But we squandered that gift. While engineers will look to the structural reasons for the Minneapolis bridge collapse, the real causes of its demise lie in the massive political failure in Minnesota and across the nation to reinvest in our infrastructure. The American Society for Civil Engineers (ASCE) does a periodic report on the state of American infrastructure. For the last generation the results have not been pretty. In its 2013 report the ASCE notes a needed investment of $3.6 trillion by 2020 to repair the decaying public infrastructure in America. This compares to the $2.2 trillion price tag the ASCE estimated in 2009 that needed to be done by 2014. With estimates in the trillions of dollars, America’s aging roads, highways, bridges, and water systems are crumbling, airport runways are overcrowded, and mines are caving in on individuals. This is not new or something that just happened.
For at least twenty if not more years policy experts have documented the decaying infrastructure and our failure to reinvest in it. Instead, we continue to live off the investments of previous eras, enjoying parks built by the New Deal, bridges and highways from the Cold War and Great Society, and other investments made by smart political leaders in the past who were willing to invest in the future documenting the cost and scope of the problem. The anti-government, anti-tax politics that emerged in the 1970s and which blossomed during the Reagan era ushered in a policy of living off of yesterday and ignoring tomorrow, all in the interest greed and saving taxes.
But while a nation was neglecting its infrastructure, public officials such as Jim Oberstar and to a lesser but still important extent Martin Sabo were in Congress fighting to get more money spent on infrastructure and across the county. Oberstar’s most famous accomplishments are the 2005 SAFETEA-LU act, a $295 billion program that funds transportation infrastructure, and the 2007 $250 million funding to replace the Minneapolis bridge. Governor Pawlenty should thank Oberstar for the later for it might have saved his governorship. But Oberstar’s accomplishments go beyond these two bills. It would not be an exaggeration to say that there is not a piece of asphalt in the state of Minnesota that does not have his name on it, and nationally he is probably responsible for hundreds of billions if not more than a trillion dollars in transportation infrastructure funding over the last quarter century.

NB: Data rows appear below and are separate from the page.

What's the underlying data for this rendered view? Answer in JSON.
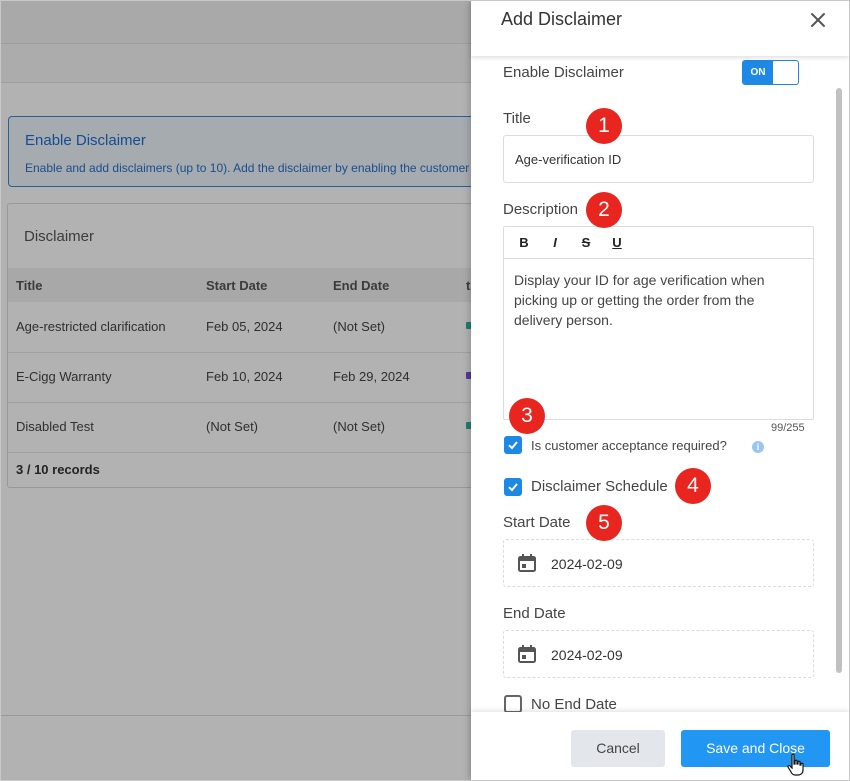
{
  "background": {
    "info_title": "Enable Disclaimer",
    "info_text": "Enable and add disclaimers (up to 10). Add the disclaimer by enabling the customer",
    "card_title": "Disclaimer",
    "columns": [
      "Title",
      "Start Date",
      "End Date",
      "t"
    ],
    "rows": [
      {
        "title": "Age-restricted clarification",
        "start": "Feb 05, 2024",
        "end": "(Not Set)",
        "dot_color": "#2bb5a0"
      },
      {
        "title": "E-Cigg Warranty",
        "start": "Feb 10, 2024",
        "end": "Feb 29, 2024",
        "dot_color": "#7b4fd8"
      },
      {
        "title": "Disabled Test",
        "start": "(Not Set)",
        "end": "(Not Set)",
        "dot_color": "#2bb5a0"
      }
    ],
    "records": "3 / 10 records"
  },
  "dialog": {
    "title": "Add Disclaimer",
    "close_icon": "close-icon",
    "enable_label": "Enable Disclaimer",
    "toggle_label": "ON",
    "title_label": "Title",
    "title_value": "Age-verification ID",
    "description_label": "Description",
    "toolbar": {
      "bold": "B",
      "italic": "I",
      "strike": "S",
      "underline": "U"
    },
    "description_value": "Display your ID for age verification when picking up or getting the order from the delivery person.",
    "char_counter": "99/255",
    "acceptance_label": "Is customer acceptance required?",
    "acceptance_checked": true,
    "info_icon": "i",
    "schedule_label": "Disclaimer Schedule",
    "schedule_checked": true,
    "start_date_label": "Start Date",
    "start_date_value": "2024-02-09",
    "end_date_label": "End Date",
    "end_date_value": "2024-02-09",
    "no_end_date_label": "No End Date",
    "no_end_date_checked": false,
    "cancel_label": "Cancel",
    "save_label": "Save and Close"
  },
  "badges": [
    "1",
    "2",
    "3",
    "4",
    "5"
  ],
  "colors": {
    "accent": "#2196f3",
    "badge": "#e8261f",
    "link": "#1c6fd1"
  }
}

To some, their efforts to get more money for bridges and highways reeked of pork barrel politics. Many think of bridges to nowhere, earmarks, and old style politics when it comes to infrastructure spending. But while it is pork to some, to others it is bringing home the bacon and it is all about jobs and economic development. It is also about quality of life.